Work required – A single number is the answer here: the count of lines in the data below that include the word "etch".
** Source records follows **
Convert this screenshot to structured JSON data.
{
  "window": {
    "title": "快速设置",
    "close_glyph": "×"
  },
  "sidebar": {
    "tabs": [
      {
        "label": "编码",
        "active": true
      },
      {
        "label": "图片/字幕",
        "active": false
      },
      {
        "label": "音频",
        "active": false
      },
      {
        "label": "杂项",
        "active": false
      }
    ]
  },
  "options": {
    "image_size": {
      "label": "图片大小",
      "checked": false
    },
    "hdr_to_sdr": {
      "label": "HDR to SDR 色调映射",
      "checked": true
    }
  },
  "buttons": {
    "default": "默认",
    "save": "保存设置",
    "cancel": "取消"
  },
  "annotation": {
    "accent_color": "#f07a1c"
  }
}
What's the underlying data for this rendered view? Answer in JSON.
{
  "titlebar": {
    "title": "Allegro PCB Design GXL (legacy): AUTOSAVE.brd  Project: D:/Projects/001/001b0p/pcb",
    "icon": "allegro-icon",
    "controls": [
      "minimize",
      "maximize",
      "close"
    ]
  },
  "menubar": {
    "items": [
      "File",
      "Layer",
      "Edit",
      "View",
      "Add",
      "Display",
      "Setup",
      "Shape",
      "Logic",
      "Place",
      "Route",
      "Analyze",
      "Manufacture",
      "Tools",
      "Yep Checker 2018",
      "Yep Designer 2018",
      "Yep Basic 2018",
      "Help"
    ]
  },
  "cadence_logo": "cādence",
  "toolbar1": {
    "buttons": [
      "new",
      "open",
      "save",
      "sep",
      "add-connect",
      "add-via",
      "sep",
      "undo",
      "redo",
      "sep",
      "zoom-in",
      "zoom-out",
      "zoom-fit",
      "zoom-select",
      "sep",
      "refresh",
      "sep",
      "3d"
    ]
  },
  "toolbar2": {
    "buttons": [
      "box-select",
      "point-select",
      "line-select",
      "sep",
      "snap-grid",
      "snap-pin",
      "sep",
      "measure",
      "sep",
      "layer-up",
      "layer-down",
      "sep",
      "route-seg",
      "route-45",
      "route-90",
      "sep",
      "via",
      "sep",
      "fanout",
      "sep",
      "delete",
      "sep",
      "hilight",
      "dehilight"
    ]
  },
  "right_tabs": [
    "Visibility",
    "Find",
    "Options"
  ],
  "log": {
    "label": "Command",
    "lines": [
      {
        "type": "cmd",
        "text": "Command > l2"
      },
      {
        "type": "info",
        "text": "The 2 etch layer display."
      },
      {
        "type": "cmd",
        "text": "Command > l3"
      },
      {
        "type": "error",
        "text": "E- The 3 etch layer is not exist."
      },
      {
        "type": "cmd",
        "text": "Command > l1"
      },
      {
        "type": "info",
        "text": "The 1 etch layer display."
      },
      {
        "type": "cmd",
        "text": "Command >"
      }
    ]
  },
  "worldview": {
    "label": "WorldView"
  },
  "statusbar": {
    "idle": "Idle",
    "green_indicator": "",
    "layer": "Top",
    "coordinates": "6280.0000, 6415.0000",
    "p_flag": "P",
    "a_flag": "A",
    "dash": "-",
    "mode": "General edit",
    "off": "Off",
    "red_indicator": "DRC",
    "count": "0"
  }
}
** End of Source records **
Solution to this task – 3